**The problem**
Retype the entries exactly, but skip the pictures.

Page and application data records:

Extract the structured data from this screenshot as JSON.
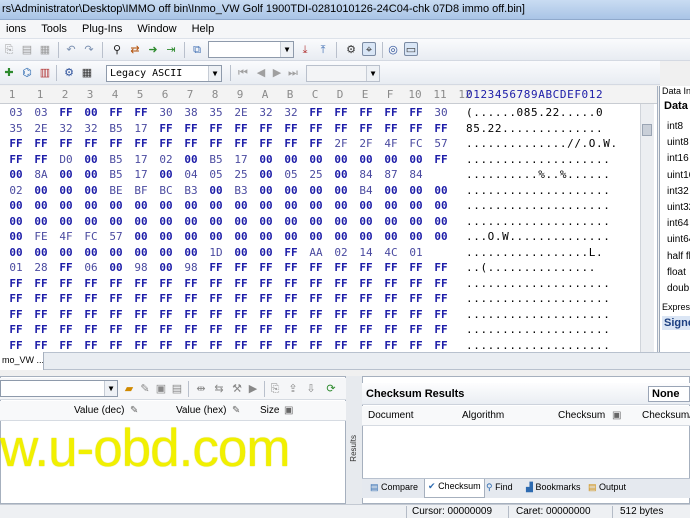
{
  "window": {
    "title": "rs\\Administrator\\Desktop\\IMMO off bin\\Inmo_VW Golf 1900TDI-0281010126-24C04-chk 07D8 immo off.bin]"
  },
  "menu": [
    "ions",
    "Tools",
    "Plug-Ins",
    "Window",
    "Help"
  ],
  "toolbar": {
    "encoding": "Legacy ASCII"
  },
  "hex": {
    "column_headers": [
      "1",
      "2",
      "3",
      "4",
      "5",
      "6",
      "7",
      "8",
      "9",
      "A",
      "B",
      "C",
      "D",
      "E",
      "F",
      "10",
      "11",
      "12"
    ],
    "first_column_partial": "1",
    "ascii_header": "0123456789ABCDEF012",
    "rows": [
      {
        "b": [
          "03",
          "03",
          "FF",
          "00",
          "FF",
          "FF",
          "30",
          "38",
          "35",
          "2E",
          "32",
          "32",
          "FF",
          "FF",
          "FF",
          "FF",
          "FF",
          "30"
        ],
        "a": "(......085.22.....0"
      },
      {
        "b": [
          "35",
          "2E",
          "32",
          "32",
          "B5",
          "17",
          "FF",
          "FF",
          "FF",
          "FF",
          "FF",
          "FF",
          "FF",
          "FF",
          "FF",
          "FF",
          "FF",
          "FF"
        ],
        "a": "85.22.............."
      },
      {
        "b": [
          "FF",
          "FF",
          "FF",
          "FF",
          "FF",
          "FF",
          "FF",
          "FF",
          "FF",
          "FF",
          "FF",
          "FF",
          "FF",
          "2F",
          "2F",
          "4F",
          "FC",
          "57"
        ],
        "a": "..............//.O.W."
      },
      {
        "b": [
          "FF",
          "FF",
          "D0",
          "00",
          "B5",
          "17",
          "02",
          "00",
          "B5",
          "17",
          "00",
          "00",
          "00",
          "00",
          "00",
          "00",
          "00",
          "FF"
        ],
        "a": "...................."
      },
      {
        "b": [
          "00",
          "8A",
          "00",
          "00",
          "B5",
          "17",
          "00",
          "04",
          "05",
          "25",
          "00",
          "05",
          "25",
          "00",
          "84",
          "87",
          "84"
        ],
        "a": "..........%..%......"
      },
      {
        "b": [
          "02",
          "00",
          "00",
          "00",
          "BE",
          "BF",
          "BC",
          "B3",
          "00",
          "B3",
          "00",
          "00",
          "00",
          "00",
          "B4",
          "00",
          "00",
          "00"
        ],
        "a": "...................."
      },
      {
        "b": [
          "00",
          "00",
          "00",
          "00",
          "00",
          "00",
          "00",
          "00",
          "00",
          "00",
          "00",
          "00",
          "00",
          "00",
          "00",
          "00",
          "00",
          "00"
        ],
        "a": "...................."
      },
      {
        "b": [
          "00",
          "00",
          "00",
          "00",
          "00",
          "00",
          "00",
          "00",
          "00",
          "00",
          "00",
          "00",
          "00",
          "00",
          "00",
          "00",
          "00",
          "00"
        ],
        "a": "...................."
      },
      {
        "b": [
          "00",
          "FE",
          "4F",
          "FC",
          "57",
          "00",
          "00",
          "00",
          "00",
          "00",
          "00",
          "00",
          "00",
          "00",
          "00",
          "00",
          "00",
          "00"
        ],
        "a": "...O.W.............."
      },
      {
        "b": [
          "00",
          "00",
          "00",
          "00",
          "00",
          "00",
          "00",
          "00",
          "1D",
          "00",
          "00",
          "FF",
          "AA",
          "02",
          "14",
          "4C",
          "01"
        ],
        "a": ".................L."
      },
      {
        "b": [
          "01",
          "28",
          "FF",
          "06",
          "00",
          "98",
          "00",
          "98",
          "FF",
          "FF",
          "FF",
          "FF",
          "FF",
          "FF",
          "FF",
          "FF",
          "FF",
          "FF"
        ],
        "a": "..(..............."
      },
      {
        "b": [
          "FF",
          "FF",
          "FF",
          "FF",
          "FF",
          "FF",
          "FF",
          "FF",
          "FF",
          "FF",
          "FF",
          "FF",
          "FF",
          "FF",
          "FF",
          "FF",
          "FF",
          "FF"
        ],
        "a": "...................."
      },
      {
        "b": [
          "FF",
          "FF",
          "FF",
          "FF",
          "FF",
          "FF",
          "FF",
          "FF",
          "FF",
          "FF",
          "FF",
          "FF",
          "FF",
          "FF",
          "FF",
          "FF",
          "FF",
          "FF"
        ],
        "a": "...................."
      },
      {
        "b": [
          "FF",
          "FF",
          "FF",
          "FF",
          "FF",
          "FF",
          "FF",
          "FF",
          "FF",
          "FF",
          "FF",
          "FF",
          "FF",
          "FF",
          "FF",
          "FF",
          "FF",
          "FF"
        ],
        "a": "...................."
      },
      {
        "b": [
          "FF",
          "FF",
          "FF",
          "FF",
          "FF",
          "FF",
          "FF",
          "FF",
          "FF",
          "FF",
          "FF",
          "FF",
          "FF",
          "FF",
          "FF",
          "FF",
          "FF",
          "FF"
        ],
        "a": "...................."
      },
      {
        "b": [
          "FF",
          "FF",
          "FF",
          "FF",
          "FF",
          "FF",
          "FF",
          "FF",
          "FF",
          "FF",
          "FF",
          "FF",
          "FF",
          "FF",
          "FF",
          "FF",
          "FF",
          "FF"
        ],
        "a": "...................."
      }
    ]
  },
  "inspector": {
    "title": "Data In",
    "header": "Data",
    "types": [
      "int8",
      "uint8",
      "int16",
      "uint16",
      "int32",
      "uint32",
      "int64",
      "uint64",
      "half fl",
      "float",
      "doub"
    ],
    "expression_label": "Express",
    "signed_label": "Signe"
  },
  "file_tab": "mo_VW ...",
  "structure": {
    "columns": {
      "value_dec": "Value (dec)",
      "value_hex": "Value (hex)",
      "size": "Size"
    },
    "watermark": "w.u-obd.com"
  },
  "results_label": "Results",
  "checksum": {
    "title": "Checksum Results",
    "mode": "None",
    "columns": [
      "Document",
      "Algorithm",
      "Checksum",
      "Checksum/"
    ],
    "tabs": [
      "Compare",
      "Checksum",
      "Find",
      "Bookmarks",
      "Output"
    ]
  },
  "status": {
    "cursor": "Cursor: 00000009",
    "caret": "Caret: 00000000",
    "size": "512 bytes"
  },
  "colors": {
    "hex_text": "#1c1ca8",
    "watermark": "#f1f000",
    "titlebar": "#b9d1ee"
  }
}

**Solution for this problem**
Extract the structured data from this screenshot as JSON.
{
  "window": {
    "title": "rs\\Administrator\\Desktop\\IMMO off bin\\Inmo_VW Golf 1900TDI-0281010126-24C04-chk 07D8 immo off.bin]"
  },
  "menu": [
    "ions",
    "Tools",
    "Plug-Ins",
    "Window",
    "Help"
  ],
  "toolbar": {
    "encoding": "Legacy ASCII"
  },
  "hex": {
    "column_headers": [
      "1",
      "2",
      "3",
      "4",
      "5",
      "6",
      "7",
      "8",
      "9",
      "A",
      "B",
      "C",
      "D",
      "E",
      "F",
      "10",
      "11",
      "12"
    ],
    "first_column_partial": "1",
    "ascii_header": "0123456789ABCDEF012",
    "rows": [
      {
        "b": [
          "03",
          "03",
          "FF",
          "00",
          "FF",
          "FF",
          "30",
          "38",
          "35",
          "2E",
          "32",
          "32",
          "FF",
          "FF",
          "FF",
          "FF",
          "FF",
          "30"
        ],
        "a": "(......085.22.....0"
      },
      {
        "b": [
          "35",
          "2E",
          "32",
          "32",
          "B5",
          "17",
          "FF",
          "FF",
          "FF",
          "FF",
          "FF",
          "FF",
          "FF",
          "FF",
          "FF",
          "FF",
          "FF",
          "FF"
        ],
        "a": "85.22.............."
      },
      {
        "b": [
          "FF",
          "FF",
          "FF",
          "FF",
          "FF",
          "FF",
          "FF",
          "FF",
          "FF",
          "FF",
          "FF",
          "FF",
          "FF",
          "2F",
          "2F",
          "4F",
          "FC",
          "57"
        ],
        "a": "..............//.O.W."
      },
      {
        "b": [
          "FF",
          "FF",
          "D0",
          "00",
          "B5",
          "17",
          "02",
          "00",
          "B5",
          "17",
          "00",
          "00",
          "00",
          "00",
          "00",
          "00",
          "00",
          "FF"
        ],
        "a": "...................."
      },
      {
        "b": [
          "00",
          "8A",
          "00",
          "00",
          "B5",
          "17",
          "00",
          "04",
          "05",
          "25",
          "00",
          "05",
          "25",
          "00",
          "84",
          "87",
          "84"
        ],
        "a": "..........%..%......"
      },
      {
        "b": [
          "02",
          "00",
          "00",
          "00",
          "BE",
          "BF",
          "BC",
          "B3",
          "00",
          "B3",
          "00",
          "00",
          "00",
          "00",
          "B4",
          "00",
          "00",
          "00"
        ],
        "a": "...................."
      },
      {
        "b": [
          "00",
          "00",
          "00",
          "00",
          "00",
          "00",
          "00",
          "00",
          "00",
          "00",
          "00",
          "00",
          "00",
          "00",
          "00",
          "00",
          "00",
          "00"
        ],
        "a": "...................."
      },
      {
        "b": [
          "00",
          "00",
          "00",
          "00",
          "00",
          "00",
          "00",
          "00",
          "00",
          "00",
          "00",
          "00",
          "00",
          "00",
          "00",
          "00",
          "00",
          "00"
        ],
        "a": "...................."
      },
      {
        "b": [
          "00",
          "FE",
          "4F",
          "FC",
          "57",
          "00",
          "00",
          "00",
          "00",
          "00",
          "00",
          "00",
          "00",
          "00",
          "00",
          "00",
          "00",
          "00"
        ],
        "a": "...O.W.............."
      },
      {
        "b": [
          "00",
          "00",
          "00",
          "00",
          "00",
          "00",
          "00",
          "00",
          "1D",
          "00",
          "00",
          "FF",
          "AA",
          "02",
          "14",
          "4C",
          "01"
        ],
        "a": ".................L."
      },
      {
        "b": [
          "01",
          "28",
          "FF",
          "06",
          "00",
          "98",
          "00",
          "98",
          "FF",
          "FF",
          "FF",
          "FF",
          "FF",
          "FF",
          "FF",
          "FF",
          "FF",
          "FF"
        ],
        "a": "..(..............."
      },
      {
        "b": [
          "FF",
          "FF",
          "FF",
          "FF",
          "FF",
          "FF",
          "FF",
          "FF",
          "FF",
          "FF",
          "FF",
          "FF",
          "FF",
          "FF",
          "FF",
          "FF",
          "FF",
          "FF"
        ],
        "a": "...................."
      },
      {
        "b": [
          "FF",
          "FF",
          "FF",
          "FF",
          "FF",
          "FF",
          "FF",
          "FF",
          "FF",
          "FF",
          "FF",
          "FF",
          "FF",
          "FF",
          "FF",
          "FF",
          "FF",
          "FF"
        ],
        "a": "...................."
      },
      {
        "b": [
          "FF",
          "FF",
          "FF",
          "FF",
          "FF",
          "FF",
          "FF",
          "FF",
          "FF",
          "FF",
          "FF",
          "FF",
          "FF",
          "FF",
          "FF",
          "FF",
          "FF",
          "FF"
        ],
        "a": "...................."
      },
      {
        "b": [
          "FF",
          "FF",
          "FF",
          "FF",
          "FF",
          "FF",
          "FF",
          "FF",
          "FF",
          "FF",
          "FF",
          "FF",
          "FF",
          "FF",
          "FF",
          "FF",
          "FF",
          "FF"
        ],
        "a": "...................."
      },
      {
        "b": [
          "FF",
          "FF",
          "FF",
          "FF",
          "FF",
          "FF",
          "FF",
          "FF",
          "FF",
          "FF",
          "FF",
          "FF",
          "FF",
          "FF",
          "FF",
          "FF",
          "FF",
          "FF"
        ],
        "a": "...................."
      }
    ]
  },
  "inspector": {
    "title": "Data In",
    "header": "Data",
    "types": [
      "int8",
      "uint8",
      "int16",
      "uint16",
      "int32",
      "uint32",
      "int64",
      "uint64",
      "half fl",
      "float",
      "doub"
    ],
    "expression_label": "Express",
    "signed_label": "Signe"
  },
  "file_tab": "mo_VW ...",
  "structure": {
    "columns": {
      "value_dec": "Value (dec)",
      "value_hex": "Value (hex)",
      "size": "Size"
    },
    "watermark": "w.u-obd.com"
  },
  "results_label": "Results",
  "checksum": {
    "title": "Checksum Results",
    "mode": "None",
    "columns": [
      "Document",
      "Algorithm",
      "Checksum",
      "Checksum/"
    ],
    "tabs": [
      "Compare",
      "Checksum",
      "Find",
      "Bookmarks",
      "Output"
    ]
  },
  "status": {
    "cursor": "Cursor: 00000009",
    "caret": "Caret: 00000000",
    "size": "512 bytes"
  },
  "colors": {
    "hex_text": "#1c1ca8",
    "watermark": "#f1f000",
    "titlebar": "#b9d1ee"
  }
}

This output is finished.